George writes:

The deepest truth that Catholics proclaim is that of ‘communio.’ All things and all people are ordered to God and ordered to love to one another. This truth informs everything we say about political, social, and economic and cultural realms. If we surrender this truth–either through ideological compromise or even out of concern for civility—we succumb to the culture of death.

George is neither optimistic nor pessimistic but rather positive and hopeful. He clearly believes that Christ and His Church provide answers that can assure relative happiness in this life and everlasting happiness in the next. As he puts it, “The Church finds herself in social, economic, and political structures that are increasingly universal. In such as a situation the Catholic Church is an agent of transformation that is, paradoxically, completely at home.” This book should not be relegated to every Catholic’s bookshelf but rather should be in their hands or on their Kindles or Ipods.

In the 1950s Notre Dame graduates were asked whether they considered themselves Catholics first or Americans first. The majority identified themselves as Americans first! Right there one could have foreseen the long purgatory of the American Church from 1965 to 2005 that we have suffered. Happily the new evangelization foreseen by Pope John Paul II is taking hold in our country, and pretty rapidly. The best is ahead, even if it involves bearing heroic witness and martyrdom. Cardinal George’s The Difference God Makes and Archbishop Chaput’s recent book Render Unto Caesar (Random House) show that the leadership of the Church in America is ready to make the case to both Catholic and non-Catholic Americans that this is indeed a “Catholic Moment” for our country and the world.

First appeared on Catholic Exchange in December, 2009

“The mystery of Holy Thursday”

In 01 Daily Meditations on 2012/04/05 at 8:22 AM
We should dwell on those words of Jesus, and make them our own: I have longed and longed to eat this Passover with you. There is no better way to show how great is our concern and love for the Holy Sacrifice than by taking great care with the least detail of the ceremonies the wisdom of the Church has laid down. This is for Love: but we should also feel the “need” to become like Christ, not only inside ourselves but also in what is external. We should act, on the wide spaciousness of the Christian altar, with the rhythm and harmony which holy obedience provides, the holy obedience that unites us to the will of the Spouse of Christ, to the Will of Christ himself. (The Forge, 833)

“Now before the feast of the Passover, when Jesus knew that his hour had come to depart out of this world to the Father, having loved his own who were in the world, he loved them to the end.” The reader of this verse from St John’s Gospel is brought to understand that a great event is about to take place. The introduction, full of tender affection, is similar to that which we find in St Luke: “I have earnestly desired,” says our Lord, “to eat this Passover with you before I suffer.”

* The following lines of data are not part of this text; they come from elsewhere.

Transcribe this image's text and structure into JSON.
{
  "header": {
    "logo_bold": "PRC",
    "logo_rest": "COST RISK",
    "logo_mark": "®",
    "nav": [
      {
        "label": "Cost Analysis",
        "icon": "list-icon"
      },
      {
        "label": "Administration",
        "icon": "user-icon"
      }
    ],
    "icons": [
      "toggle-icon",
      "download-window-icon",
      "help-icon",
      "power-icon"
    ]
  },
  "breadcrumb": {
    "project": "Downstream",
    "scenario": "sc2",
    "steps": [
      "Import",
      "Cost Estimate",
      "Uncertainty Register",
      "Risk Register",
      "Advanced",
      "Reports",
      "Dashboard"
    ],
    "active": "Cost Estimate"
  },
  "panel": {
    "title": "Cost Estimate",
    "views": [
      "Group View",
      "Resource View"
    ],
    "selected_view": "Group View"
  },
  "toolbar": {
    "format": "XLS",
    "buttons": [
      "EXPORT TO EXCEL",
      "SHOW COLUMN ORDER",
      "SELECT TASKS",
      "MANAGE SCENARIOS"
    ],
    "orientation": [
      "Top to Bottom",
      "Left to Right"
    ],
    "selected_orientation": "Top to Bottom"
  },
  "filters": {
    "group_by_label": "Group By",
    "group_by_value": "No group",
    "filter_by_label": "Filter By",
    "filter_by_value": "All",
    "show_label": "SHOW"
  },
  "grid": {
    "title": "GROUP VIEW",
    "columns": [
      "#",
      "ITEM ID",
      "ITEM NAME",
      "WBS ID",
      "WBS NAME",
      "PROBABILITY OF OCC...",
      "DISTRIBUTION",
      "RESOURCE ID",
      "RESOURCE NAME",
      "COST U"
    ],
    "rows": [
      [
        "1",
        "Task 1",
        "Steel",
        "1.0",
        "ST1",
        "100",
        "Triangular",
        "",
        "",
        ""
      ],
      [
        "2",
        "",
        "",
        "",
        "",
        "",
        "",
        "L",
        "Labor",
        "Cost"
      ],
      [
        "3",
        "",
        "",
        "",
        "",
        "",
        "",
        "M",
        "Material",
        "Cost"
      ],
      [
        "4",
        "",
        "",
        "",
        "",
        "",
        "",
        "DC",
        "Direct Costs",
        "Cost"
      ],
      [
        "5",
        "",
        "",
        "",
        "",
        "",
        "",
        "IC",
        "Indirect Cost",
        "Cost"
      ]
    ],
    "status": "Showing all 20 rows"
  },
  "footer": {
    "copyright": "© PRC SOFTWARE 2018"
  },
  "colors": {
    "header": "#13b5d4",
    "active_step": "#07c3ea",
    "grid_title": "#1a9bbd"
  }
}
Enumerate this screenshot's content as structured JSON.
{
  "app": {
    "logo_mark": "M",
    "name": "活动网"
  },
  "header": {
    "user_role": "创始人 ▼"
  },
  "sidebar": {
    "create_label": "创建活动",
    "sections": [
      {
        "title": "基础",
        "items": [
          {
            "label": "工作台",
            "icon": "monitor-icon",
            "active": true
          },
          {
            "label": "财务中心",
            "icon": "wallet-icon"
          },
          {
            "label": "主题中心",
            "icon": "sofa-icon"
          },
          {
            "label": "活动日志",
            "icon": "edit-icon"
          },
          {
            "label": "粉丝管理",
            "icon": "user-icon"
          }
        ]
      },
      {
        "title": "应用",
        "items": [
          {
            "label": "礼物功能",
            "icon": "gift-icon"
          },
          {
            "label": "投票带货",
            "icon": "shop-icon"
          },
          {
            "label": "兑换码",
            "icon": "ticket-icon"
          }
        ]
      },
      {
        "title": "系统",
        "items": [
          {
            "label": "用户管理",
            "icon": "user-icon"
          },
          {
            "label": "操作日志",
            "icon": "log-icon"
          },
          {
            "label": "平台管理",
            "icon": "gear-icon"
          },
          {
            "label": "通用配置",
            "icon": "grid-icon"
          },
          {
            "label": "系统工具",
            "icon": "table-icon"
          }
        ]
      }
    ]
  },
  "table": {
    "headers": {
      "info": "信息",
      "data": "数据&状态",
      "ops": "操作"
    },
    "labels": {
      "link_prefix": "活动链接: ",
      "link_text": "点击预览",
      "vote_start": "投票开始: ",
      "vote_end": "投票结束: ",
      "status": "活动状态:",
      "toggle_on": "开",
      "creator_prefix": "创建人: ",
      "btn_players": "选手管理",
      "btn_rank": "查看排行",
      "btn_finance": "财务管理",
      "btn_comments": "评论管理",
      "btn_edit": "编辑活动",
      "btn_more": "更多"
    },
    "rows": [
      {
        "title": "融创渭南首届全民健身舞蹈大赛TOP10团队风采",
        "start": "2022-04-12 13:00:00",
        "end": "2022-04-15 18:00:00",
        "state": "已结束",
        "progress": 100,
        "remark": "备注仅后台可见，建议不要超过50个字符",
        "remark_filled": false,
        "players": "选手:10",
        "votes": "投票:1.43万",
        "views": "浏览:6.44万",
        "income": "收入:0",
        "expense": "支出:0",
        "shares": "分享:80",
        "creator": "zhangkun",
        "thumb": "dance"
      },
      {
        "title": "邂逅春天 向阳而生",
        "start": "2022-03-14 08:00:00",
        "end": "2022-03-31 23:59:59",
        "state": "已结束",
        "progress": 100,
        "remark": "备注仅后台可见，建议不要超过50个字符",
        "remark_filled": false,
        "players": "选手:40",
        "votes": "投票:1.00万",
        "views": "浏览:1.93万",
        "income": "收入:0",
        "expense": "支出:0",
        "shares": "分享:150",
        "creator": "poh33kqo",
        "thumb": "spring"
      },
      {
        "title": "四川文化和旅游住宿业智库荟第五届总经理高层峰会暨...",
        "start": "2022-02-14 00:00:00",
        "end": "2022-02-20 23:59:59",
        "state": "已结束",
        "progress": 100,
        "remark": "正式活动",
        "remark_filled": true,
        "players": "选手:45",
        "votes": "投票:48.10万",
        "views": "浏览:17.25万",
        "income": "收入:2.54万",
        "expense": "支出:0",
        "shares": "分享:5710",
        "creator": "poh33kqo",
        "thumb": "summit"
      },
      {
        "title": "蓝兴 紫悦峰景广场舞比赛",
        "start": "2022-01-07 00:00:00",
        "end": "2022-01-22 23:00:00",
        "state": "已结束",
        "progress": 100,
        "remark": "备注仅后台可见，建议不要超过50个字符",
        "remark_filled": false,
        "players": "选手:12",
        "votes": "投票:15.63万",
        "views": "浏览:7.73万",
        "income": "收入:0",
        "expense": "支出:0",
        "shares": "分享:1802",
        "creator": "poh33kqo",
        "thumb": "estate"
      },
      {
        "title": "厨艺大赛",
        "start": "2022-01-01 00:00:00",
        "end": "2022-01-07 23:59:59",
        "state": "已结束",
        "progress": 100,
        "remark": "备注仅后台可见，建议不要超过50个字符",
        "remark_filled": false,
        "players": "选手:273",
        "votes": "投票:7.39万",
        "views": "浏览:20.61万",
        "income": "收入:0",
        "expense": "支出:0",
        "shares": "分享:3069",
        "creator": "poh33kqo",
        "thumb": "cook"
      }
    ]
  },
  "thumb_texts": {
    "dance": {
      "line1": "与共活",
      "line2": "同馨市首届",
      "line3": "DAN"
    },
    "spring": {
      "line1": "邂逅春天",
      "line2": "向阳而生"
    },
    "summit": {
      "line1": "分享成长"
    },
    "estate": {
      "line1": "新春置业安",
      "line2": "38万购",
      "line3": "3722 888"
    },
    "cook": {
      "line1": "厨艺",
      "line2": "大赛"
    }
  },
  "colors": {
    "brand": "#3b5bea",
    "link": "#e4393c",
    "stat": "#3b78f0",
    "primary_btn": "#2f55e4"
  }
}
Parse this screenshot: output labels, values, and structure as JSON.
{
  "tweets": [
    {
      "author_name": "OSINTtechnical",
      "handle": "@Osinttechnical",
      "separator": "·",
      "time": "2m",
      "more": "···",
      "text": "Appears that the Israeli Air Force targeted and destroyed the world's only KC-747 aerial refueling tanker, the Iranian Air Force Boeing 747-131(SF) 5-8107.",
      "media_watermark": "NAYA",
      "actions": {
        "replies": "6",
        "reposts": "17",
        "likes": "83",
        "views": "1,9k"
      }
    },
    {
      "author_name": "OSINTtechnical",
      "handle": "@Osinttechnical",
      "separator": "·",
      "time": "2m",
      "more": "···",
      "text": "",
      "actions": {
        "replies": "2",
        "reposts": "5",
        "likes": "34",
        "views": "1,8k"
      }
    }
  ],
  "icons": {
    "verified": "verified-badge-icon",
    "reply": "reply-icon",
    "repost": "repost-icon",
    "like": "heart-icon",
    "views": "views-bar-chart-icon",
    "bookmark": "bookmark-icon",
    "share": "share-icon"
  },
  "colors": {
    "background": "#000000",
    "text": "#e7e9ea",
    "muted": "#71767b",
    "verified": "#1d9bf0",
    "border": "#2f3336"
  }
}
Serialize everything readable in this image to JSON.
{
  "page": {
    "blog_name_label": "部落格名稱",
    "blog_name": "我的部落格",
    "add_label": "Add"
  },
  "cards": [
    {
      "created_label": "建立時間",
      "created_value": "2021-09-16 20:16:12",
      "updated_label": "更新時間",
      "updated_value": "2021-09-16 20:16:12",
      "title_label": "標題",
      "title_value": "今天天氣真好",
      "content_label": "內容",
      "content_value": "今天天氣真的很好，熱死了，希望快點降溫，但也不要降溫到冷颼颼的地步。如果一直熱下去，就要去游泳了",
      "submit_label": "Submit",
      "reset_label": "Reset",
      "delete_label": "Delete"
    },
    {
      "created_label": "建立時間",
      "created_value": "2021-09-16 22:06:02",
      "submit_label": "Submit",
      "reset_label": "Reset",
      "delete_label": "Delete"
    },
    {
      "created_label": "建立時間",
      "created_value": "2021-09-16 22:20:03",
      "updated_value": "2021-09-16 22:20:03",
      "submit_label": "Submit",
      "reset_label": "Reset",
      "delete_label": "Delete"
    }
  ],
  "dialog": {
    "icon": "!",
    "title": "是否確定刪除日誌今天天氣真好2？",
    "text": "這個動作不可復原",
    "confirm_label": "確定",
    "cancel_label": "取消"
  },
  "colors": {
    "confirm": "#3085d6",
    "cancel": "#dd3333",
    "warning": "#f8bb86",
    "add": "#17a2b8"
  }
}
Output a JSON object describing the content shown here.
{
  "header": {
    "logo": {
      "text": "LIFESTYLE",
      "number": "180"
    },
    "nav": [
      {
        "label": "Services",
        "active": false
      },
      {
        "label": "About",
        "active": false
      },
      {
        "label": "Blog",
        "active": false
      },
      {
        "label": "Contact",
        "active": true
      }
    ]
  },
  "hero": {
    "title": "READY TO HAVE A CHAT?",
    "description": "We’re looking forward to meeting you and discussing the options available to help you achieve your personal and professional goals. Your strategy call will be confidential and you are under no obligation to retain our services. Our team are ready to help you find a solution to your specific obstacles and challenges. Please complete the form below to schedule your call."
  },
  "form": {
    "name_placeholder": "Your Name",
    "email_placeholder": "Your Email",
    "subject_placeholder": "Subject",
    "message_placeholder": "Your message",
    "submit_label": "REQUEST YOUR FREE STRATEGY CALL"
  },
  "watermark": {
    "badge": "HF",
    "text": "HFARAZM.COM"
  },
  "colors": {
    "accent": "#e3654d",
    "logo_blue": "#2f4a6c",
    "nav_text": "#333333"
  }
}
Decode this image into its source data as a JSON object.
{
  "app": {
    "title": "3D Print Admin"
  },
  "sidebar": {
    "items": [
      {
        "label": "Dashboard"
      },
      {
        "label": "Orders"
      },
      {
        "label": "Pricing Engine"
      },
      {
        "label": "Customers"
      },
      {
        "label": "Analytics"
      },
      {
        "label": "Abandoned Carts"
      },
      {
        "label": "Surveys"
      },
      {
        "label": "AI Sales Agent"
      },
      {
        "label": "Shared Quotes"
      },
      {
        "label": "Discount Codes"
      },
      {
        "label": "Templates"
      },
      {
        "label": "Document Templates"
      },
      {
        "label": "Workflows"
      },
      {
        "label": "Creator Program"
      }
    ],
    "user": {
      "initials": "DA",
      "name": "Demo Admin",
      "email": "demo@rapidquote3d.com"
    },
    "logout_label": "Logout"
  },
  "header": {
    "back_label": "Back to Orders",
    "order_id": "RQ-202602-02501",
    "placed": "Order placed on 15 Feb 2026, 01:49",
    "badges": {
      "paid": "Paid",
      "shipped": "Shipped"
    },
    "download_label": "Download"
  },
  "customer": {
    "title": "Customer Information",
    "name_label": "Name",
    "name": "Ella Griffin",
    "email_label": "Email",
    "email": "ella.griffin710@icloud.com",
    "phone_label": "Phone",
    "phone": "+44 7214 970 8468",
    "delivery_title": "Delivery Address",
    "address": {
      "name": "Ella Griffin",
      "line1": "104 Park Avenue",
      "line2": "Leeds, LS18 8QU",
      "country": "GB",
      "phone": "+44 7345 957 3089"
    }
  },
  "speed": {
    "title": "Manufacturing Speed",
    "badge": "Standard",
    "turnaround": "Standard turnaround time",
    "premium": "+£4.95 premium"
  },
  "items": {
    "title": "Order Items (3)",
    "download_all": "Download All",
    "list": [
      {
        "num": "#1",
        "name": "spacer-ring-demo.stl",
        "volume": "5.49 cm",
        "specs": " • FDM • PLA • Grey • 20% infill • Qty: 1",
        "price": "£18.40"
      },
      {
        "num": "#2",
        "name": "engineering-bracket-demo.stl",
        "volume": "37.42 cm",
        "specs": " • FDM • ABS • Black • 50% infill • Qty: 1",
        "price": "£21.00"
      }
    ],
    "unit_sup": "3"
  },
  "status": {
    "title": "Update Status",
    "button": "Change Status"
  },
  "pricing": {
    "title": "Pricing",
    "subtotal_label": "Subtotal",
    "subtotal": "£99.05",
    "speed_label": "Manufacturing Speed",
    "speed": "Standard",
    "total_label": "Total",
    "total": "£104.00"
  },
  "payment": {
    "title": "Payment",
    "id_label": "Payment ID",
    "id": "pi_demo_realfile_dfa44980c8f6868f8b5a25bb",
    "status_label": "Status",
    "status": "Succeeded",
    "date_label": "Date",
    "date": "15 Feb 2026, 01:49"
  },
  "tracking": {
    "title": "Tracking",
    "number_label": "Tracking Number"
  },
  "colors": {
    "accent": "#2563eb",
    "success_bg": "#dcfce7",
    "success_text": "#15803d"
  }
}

Let us begin by asking the Holy Spirit, from this moment on, to give us the grace to understand every word and gesture of Christ. Because we want to live a supernatural life, because our Lord has shown his desire to give himself to us as nourishment for our soul, and because we acknowledge that only he has “words of eternal life.”

Faith makes us profess in the words of Peter that “we have come to believe and to know that you are the Christ, the Son of God.” It is this faith, together with our devotion, that leads us to emulate the daring of John, to come close to Jesus and to rest on the breast of the Master, who loved those who were with him ardently, and who was to love them, as we have just read, to the end.

Any words we might use to explain the mystery of Holy Thursday are inadequate. But it is not hard to imagine the feelings of Jesus’ heart on that evening, his last evening with his friends before the sacrifice of Calvary. (Christ is passing by, 83)